The World in U.S. Courts: Summer 2013 - RICO
The extraterritoriality of RICO claims is determined based on where the pattern of racketeering activity takes place, rather than where a particular enterprise is located.
Two brothers with business in Kazakhstan brought RICO and defamation claims against Dariga Nazarbayev, daughter of Kazakhstan’s president, her accomplice, and a U.S.-based company. The brothers claimed that defendants engaged in a plot to take control over Kazakhstan’s media outlets and defame the brothers in support of Dariga’s political ambitions. The plot allegedly began in Kazakhstan, where at Dariga’s behest, the brothers’ businesses were harassed and raided by government officials who eventually gained control of the businesses through extortion. After gaining control of the businesses, defendants laundered plaintiffs’ assets, in part by using a U.S.-based corporation affiliated with Dariga’s co-conspirator, who approved the scheme while in the U.S. After the brothers were driven out of Kazakhstan, the defendants allegedly defamed the brothers, falsely identifying them as Islamic terrorists and members of Hamas.
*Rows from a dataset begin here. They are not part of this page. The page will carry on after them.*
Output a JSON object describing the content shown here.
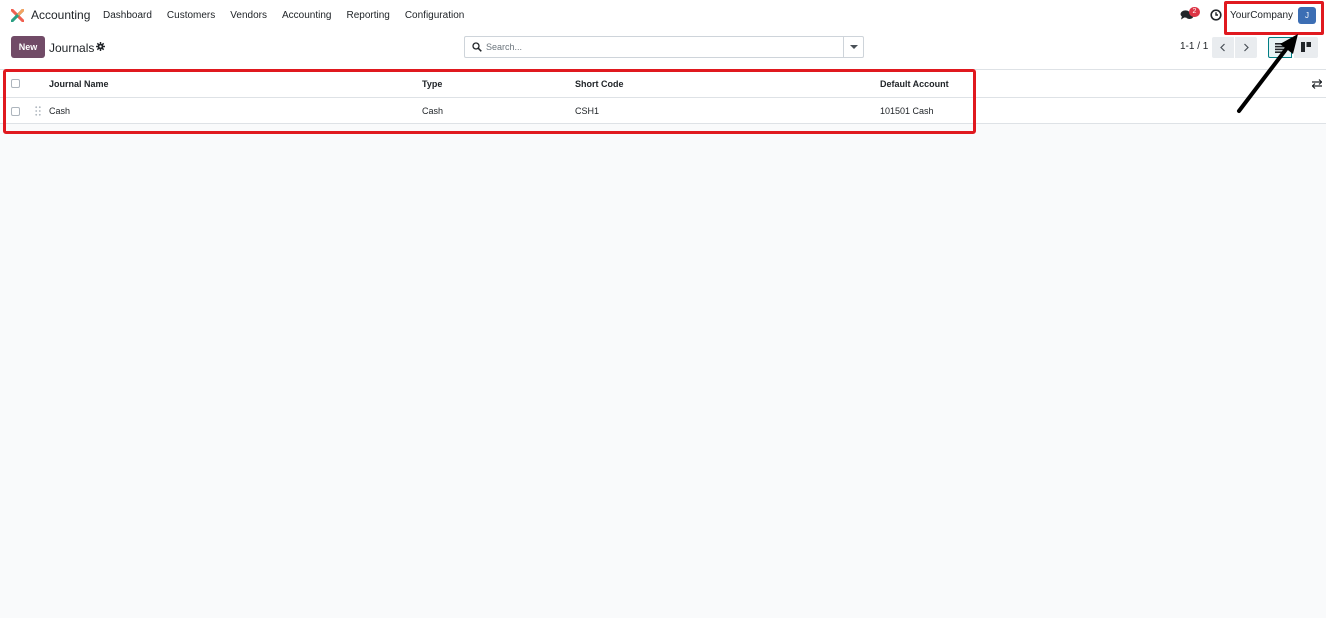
{
  "navbar": {
    "app_name": "Accounting",
    "menu": [
      "Dashboard",
      "Customers",
      "Vendors",
      "Accounting",
      "Reporting",
      "Configuration"
    ],
    "messages_badge": "2",
    "company": "YourCompany",
    "avatar_initial": "J"
  },
  "control_panel": {
    "new_label": "New",
    "breadcrumb": "Journals",
    "search_placeholder": "Search...",
    "pager": "1-1 / 1"
  },
  "table": {
    "columns": [
      "Journal Name",
      "Type",
      "Short Code",
      "Default Account"
    ],
    "rows": [
      [
        "Cash",
        "Cash",
        "CSH1",
        "101501 Cash"
      ]
    ]
  },
  "colors": {
    "brand": "#714b67",
    "highlight": "#e0191f",
    "avatar": "#3c6eb4",
    "badge": "#dc3545"
  }
}
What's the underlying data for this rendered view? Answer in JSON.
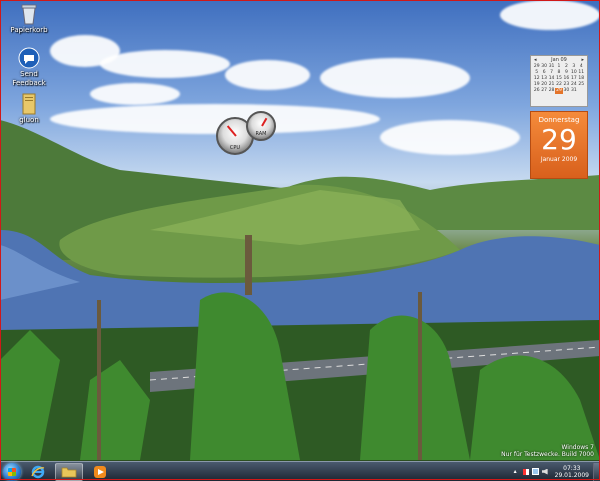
{
  "desktop": {
    "icons": [
      {
        "label": "Papierkorb",
        "icon": "recycle-bin-icon"
      },
      {
        "label": "Send Feedback",
        "icon": "feedback-icon"
      },
      {
        "label": "gluon",
        "icon": "folder-icon"
      }
    ]
  },
  "gadgets": {
    "calendar": {
      "month_header": "Jan 09",
      "weekday_row": [
        "",
        "",
        "",
        "",
        "",
        "",
        ""
      ],
      "weekday": "Donnerstag",
      "day": "29",
      "month_year": "Januar 2009",
      "grid": [
        "29",
        "30",
        "31",
        "1",
        "2",
        "3",
        "4",
        "5",
        "6",
        "7",
        "8",
        "9",
        "10",
        "11",
        "12",
        "13",
        "14",
        "15",
        "16",
        "17",
        "18",
        "19",
        "20",
        "21",
        "22",
        "23",
        "24",
        "25",
        "26",
        "27",
        "28",
        "29",
        "30",
        "31",
        ""
      ]
    },
    "meters": {
      "cpu_label": "CPU",
      "mem_label": "RAM"
    }
  },
  "watermark": {
    "line1": "Windows 7",
    "line2": "Nur für Testzwecke. Build 7000"
  },
  "taskbar": {
    "time": "07:33",
    "date": "29.01.2009",
    "pinned": [
      {
        "icon": "internet-explorer-icon",
        "active": false
      },
      {
        "icon": "explorer-folder-icon",
        "active": true
      },
      {
        "icon": "media-player-icon",
        "active": false
      }
    ]
  },
  "colors": {
    "frame": "#d01818",
    "calendar_accent": "#e4742a"
  }
}
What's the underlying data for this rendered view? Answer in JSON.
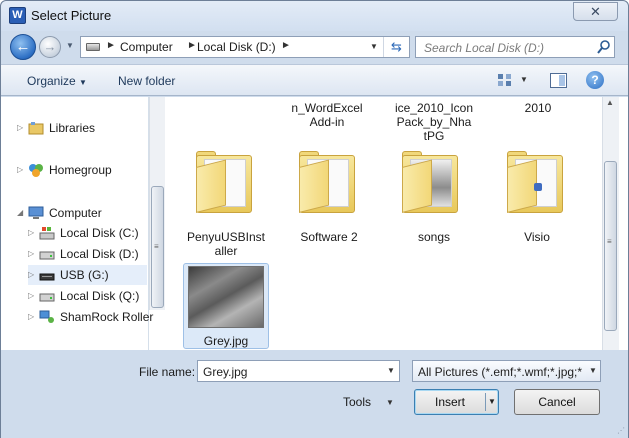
{
  "window": {
    "app_icon_letter": "W",
    "title": "Select Picture",
    "close_glyph": "✕"
  },
  "nav_bar": {
    "back_glyph": "←",
    "forward_glyph": "→",
    "breadcrumbs": [
      "Computer",
      "Local Disk (D:)"
    ],
    "search_placeholder": "Search Local Disk (D:)"
  },
  "toolbar": {
    "organize_label": "Organize",
    "new_folder_label": "New folder",
    "help_glyph": "?"
  },
  "sidebar": {
    "items": [
      {
        "label": "Libraries",
        "icon": "libraries-icon"
      },
      {
        "label": "Homegroup",
        "icon": "homegroup-icon"
      },
      {
        "label": "Computer",
        "icon": "computer-icon"
      },
      {
        "label": "Local Disk (C:)",
        "icon": "windows-drive-icon"
      },
      {
        "label": "Local Disk (D:)",
        "icon": "drive-icon"
      },
      {
        "label": "USB (G:)",
        "icon": "usb-drive-icon"
      },
      {
        "label": "Local Disk (Q:)",
        "icon": "drive-icon"
      },
      {
        "label": "ShamRock Roller",
        "icon": "network-icon"
      }
    ]
  },
  "files": {
    "partial_labels": [
      "n_WordExcel\nAdd-in",
      "ice_2010_Icon\nPack_by_Nha\ntPG",
      "2010"
    ],
    "folders": [
      {
        "name": "PenyuUSBInst\naller"
      },
      {
        "name": "Software 2"
      },
      {
        "name": "songs"
      },
      {
        "name": "Visio"
      }
    ],
    "selected_file": {
      "name": "Grey.jpg"
    }
  },
  "footer": {
    "file_name_label": "File name:",
    "file_name_value": "Grey.jpg",
    "file_type_value": "All Pictures (*.emf;*.wmf;*.jpg;*",
    "tools_label": "Tools",
    "insert_label": "Insert",
    "cancel_label": "Cancel"
  }
}
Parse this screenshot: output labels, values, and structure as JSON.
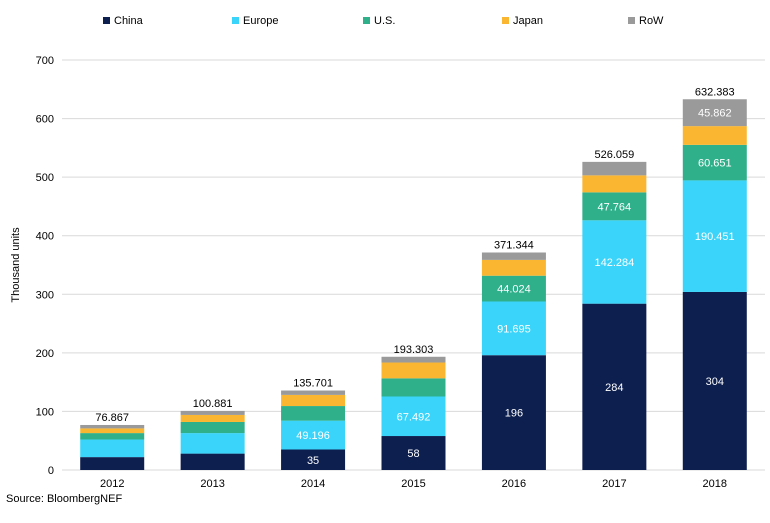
{
  "chart_data": {
    "type": "bar",
    "stacked": true,
    "categories": [
      "2012",
      "2013",
      "2014",
      "2015",
      "2016",
      "2017",
      "2018"
    ],
    "series": [
      {
        "name": "China",
        "color": "#0d1f4f",
        "values": [
          22,
          28,
          35,
          58,
          196,
          284,
          304
        ]
      },
      {
        "name": "Europe",
        "color": "#3ad4fa",
        "values": [
          30,
          35,
          49.196,
          67.492,
          91.695,
          142.284,
          190.451
        ]
      },
      {
        "name": "U.S.",
        "color": "#2fb08b",
        "values": [
          11,
          19,
          25,
          31,
          44.024,
          47.764,
          60.651
        ]
      },
      {
        "name": "Japan",
        "color": "#fbb631",
        "values": [
          8,
          12,
          19,
          27,
          27,
          29,
          32
        ]
      },
      {
        "name": "RoW",
        "color": "#9a9a9a",
        "values": [
          5.867,
          6.881,
          7.505,
          9.811,
          12.625,
          23.011,
          45.862
        ]
      }
    ],
    "segment_labels": [
      {
        "series": 0,
        "index": 2,
        "text": "35"
      },
      {
        "series": 0,
        "index": 3,
        "text": "58"
      },
      {
        "series": 0,
        "index": 4,
        "text": "196"
      },
      {
        "series": 0,
        "index": 5,
        "text": "284"
      },
      {
        "series": 0,
        "index": 6,
        "text": "304"
      },
      {
        "series": 1,
        "index": 2,
        "text": "49.196"
      },
      {
        "series": 1,
        "index": 3,
        "text": "67.492"
      },
      {
        "series": 1,
        "index": 4,
        "text": "91.695"
      },
      {
        "series": 1,
        "index": 5,
        "text": "142.284"
      },
      {
        "series": 1,
        "index": 6,
        "text": "190.451"
      },
      {
        "series": 2,
        "index": 4,
        "text": "44.024"
      },
      {
        "series": 2,
        "index": 5,
        "text": "47.764"
      },
      {
        "series": 2,
        "index": 6,
        "text": "60.651"
      },
      {
        "series": 4,
        "index": 6,
        "text": "45.862"
      }
    ],
    "totals": [
      "76.867",
      "100.881",
      "135.701",
      "193.303",
      "371.344",
      "526.059",
      "632.383"
    ],
    "ylabel": "Thousand units",
    "xlabel": "",
    "ylim": [
      0,
      700
    ],
    "yticks": [
      0,
      100,
      200,
      300,
      400,
      500,
      600,
      700
    ],
    "grid": true,
    "legend_position": "top"
  },
  "source": "Source: BloombergNEF"
}
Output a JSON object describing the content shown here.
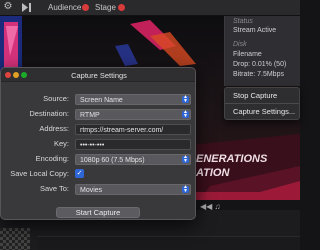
{
  "topbar": {
    "tabs": [
      {
        "label": "Audience",
        "live_color": "#d93a3a"
      },
      {
        "label": "Stage",
        "live_color": "#d93a3a"
      }
    ]
  },
  "video": {
    "overlay_line1": "ENERATIONS",
    "overlay_line2": "ATION"
  },
  "status_panel": {
    "status_label": "Status",
    "status_value": "Stream Active",
    "disk_label": "Disk",
    "filename": "Filename",
    "drop": "Drop: 0.01% (50)",
    "bitrate": "Bitrate: 7.5Mbps"
  },
  "menu": {
    "items": [
      "Stop Capture",
      "Capture Settings..."
    ]
  },
  "dialog": {
    "title": "Capture Settings",
    "source": {
      "label": "Source:",
      "value": "Screen Name"
    },
    "destination": {
      "label": "Destination:",
      "value": "RTMP"
    },
    "address": {
      "label": "Address:",
      "value": "rtmps://stream-server.com/"
    },
    "key": {
      "label": "Key:",
      "value": "•••-••-•••"
    },
    "encoding": {
      "label": "Encoding:",
      "value": "1080p 60 (7.5 Mbps)"
    },
    "save_local": {
      "label": "Save Local Copy:",
      "checked": true
    },
    "save_to": {
      "label": "Save To:",
      "value": "Movies"
    },
    "start_button": "Start Capture"
  },
  "colors": {
    "accent": "#2f66d6",
    "live": "#d93a3a",
    "window_close": "#e0443e",
    "window_min": "#dea123",
    "window_max": "#1aab29"
  }
}
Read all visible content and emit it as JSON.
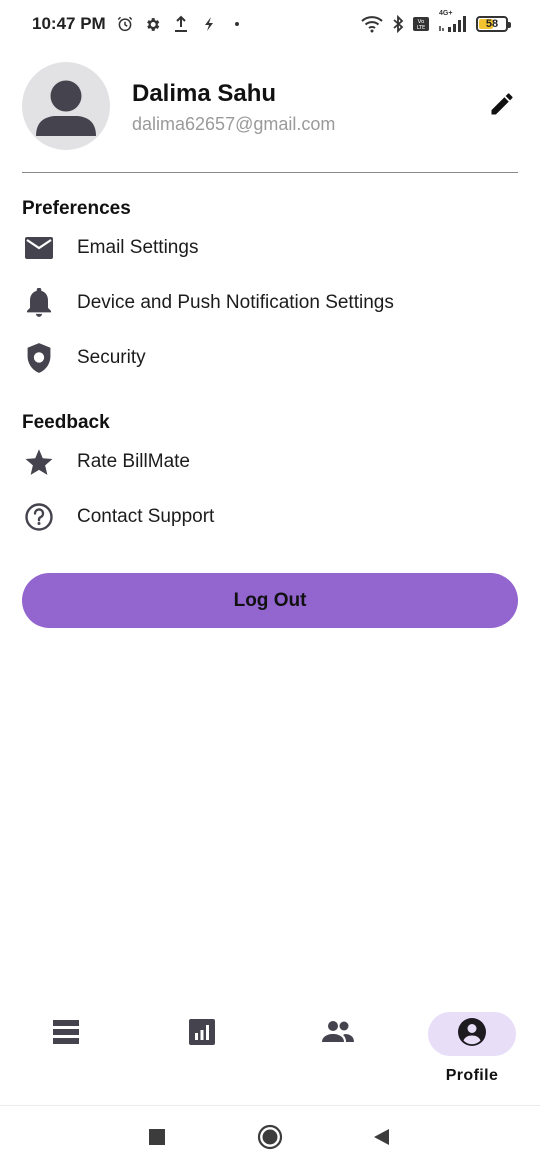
{
  "status_bar": {
    "time": "10:47 PM",
    "battery": "58",
    "battery_level": 0.58,
    "network": "4G+",
    "icons": [
      "alarm-icon",
      "gear-icon",
      "download-icon",
      "flash-icon",
      "dot-icon",
      "wifi-icon",
      "bluetooth-icon",
      "volte-icon",
      "signal-icon",
      "battery-icon"
    ]
  },
  "profile": {
    "name": "Dalima Sahu",
    "email": "dalima62657@gmail.com",
    "avatar_icon": "person-avatar-icon",
    "edit_icon": "pencil-icon"
  },
  "preferences": {
    "title": "Preferences",
    "items": [
      {
        "label": "Email Settings",
        "icon": "mail-icon"
      },
      {
        "label": "Device and Push Notification Settings",
        "icon": "bell-icon"
      },
      {
        "label": "Security",
        "icon": "shield-icon"
      }
    ]
  },
  "feedback": {
    "title": "Feedback",
    "items": [
      {
        "label": "Rate BillMate",
        "icon": "star-icon"
      },
      {
        "label": "Contact Support",
        "icon": "help-circle-icon"
      }
    ]
  },
  "logout_label": "Log Out",
  "bottom_nav": {
    "items": [
      {
        "icon": "list-icon",
        "label": ""
      },
      {
        "icon": "chart-icon",
        "label": ""
      },
      {
        "icon": "group-icon",
        "label": ""
      },
      {
        "icon": "account-circle-icon",
        "label": "Profile",
        "active": true
      }
    ]
  },
  "colors": {
    "accent": "#9265cf",
    "active_nav_bg": "#e8def8",
    "icon": "#45434d",
    "email_text": "#9a9a9a"
  }
}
The sole connections between the alleged wrongdoing and the United States included: (1) the U.S. citizenship of one plaintiff; (2) the fact that one defendant agreed to the conspiracy while in Washington, D.C.; (3) the domestic corporation used to launder money; and (4) the fact that defendants allegedly laundered money through U.S. accounts. Based on those alleged connections, the court found the conspiracy to be essentially foreign, and therefore outside the scope of RICO.
Noting that D.C. Circuit precedent was unclear about how to evaluate whether a scheme falls within RICO’s scope, the district court considered both alternatives: the enterprise-focused approach, and the approach focused on the pattern of racketeering activity. The court considered the plain language of the statute, as well as its legislative history, to determine that the proper focus in evaluating the extraterritoriality of RICO schemes is on the location of racketeering activity.
Drawing on precedent from the Second and Ninth Circuits, the court concluded that the Hourani plaintiffs failed to show anything more than a slim connection with the United States based on isolated, peripheral contacts. The alleged extortion of Kazakh-based assets took place in Kazakhstan, by a Kazakh actor; therefore, every predicate act that proximately caused plaintiffs’ injuries took place abroad. The post-extortion money laundering, and the mere assent by one co-conspirator while in the U.S., was not enough to render a RICO conspiracy domestic.